START Materials provided
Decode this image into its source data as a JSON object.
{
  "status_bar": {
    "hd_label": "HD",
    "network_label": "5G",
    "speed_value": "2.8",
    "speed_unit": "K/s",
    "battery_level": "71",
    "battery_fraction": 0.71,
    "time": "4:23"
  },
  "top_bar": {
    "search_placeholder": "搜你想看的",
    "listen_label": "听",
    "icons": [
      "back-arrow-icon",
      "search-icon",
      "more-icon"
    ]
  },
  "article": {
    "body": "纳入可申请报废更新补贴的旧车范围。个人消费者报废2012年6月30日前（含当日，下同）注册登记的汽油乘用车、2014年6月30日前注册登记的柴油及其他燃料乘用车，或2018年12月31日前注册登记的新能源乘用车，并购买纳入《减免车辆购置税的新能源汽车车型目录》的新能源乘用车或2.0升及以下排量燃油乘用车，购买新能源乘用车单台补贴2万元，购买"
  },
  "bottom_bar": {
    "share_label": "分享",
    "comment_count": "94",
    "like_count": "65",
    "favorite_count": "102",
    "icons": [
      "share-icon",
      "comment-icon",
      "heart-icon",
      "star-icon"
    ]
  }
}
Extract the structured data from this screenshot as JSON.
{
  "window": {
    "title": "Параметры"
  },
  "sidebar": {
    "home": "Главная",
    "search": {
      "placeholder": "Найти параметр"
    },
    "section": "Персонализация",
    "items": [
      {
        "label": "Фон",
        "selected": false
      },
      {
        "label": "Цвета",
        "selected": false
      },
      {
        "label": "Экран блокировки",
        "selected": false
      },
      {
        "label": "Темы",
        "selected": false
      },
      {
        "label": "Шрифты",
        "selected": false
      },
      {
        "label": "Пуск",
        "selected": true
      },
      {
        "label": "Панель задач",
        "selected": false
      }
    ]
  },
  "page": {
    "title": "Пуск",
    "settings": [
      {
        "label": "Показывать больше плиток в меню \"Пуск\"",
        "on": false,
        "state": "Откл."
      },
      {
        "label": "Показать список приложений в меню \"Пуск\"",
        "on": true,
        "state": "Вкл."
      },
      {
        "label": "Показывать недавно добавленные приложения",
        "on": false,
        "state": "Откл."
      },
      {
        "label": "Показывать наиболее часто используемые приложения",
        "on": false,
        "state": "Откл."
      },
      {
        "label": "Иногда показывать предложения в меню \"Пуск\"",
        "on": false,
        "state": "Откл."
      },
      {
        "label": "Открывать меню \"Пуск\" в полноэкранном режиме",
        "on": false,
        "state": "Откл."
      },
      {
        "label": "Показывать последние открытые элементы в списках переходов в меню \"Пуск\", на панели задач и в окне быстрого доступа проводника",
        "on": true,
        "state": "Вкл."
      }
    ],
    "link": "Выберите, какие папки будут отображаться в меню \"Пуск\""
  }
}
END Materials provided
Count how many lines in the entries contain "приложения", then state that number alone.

Task answer:
2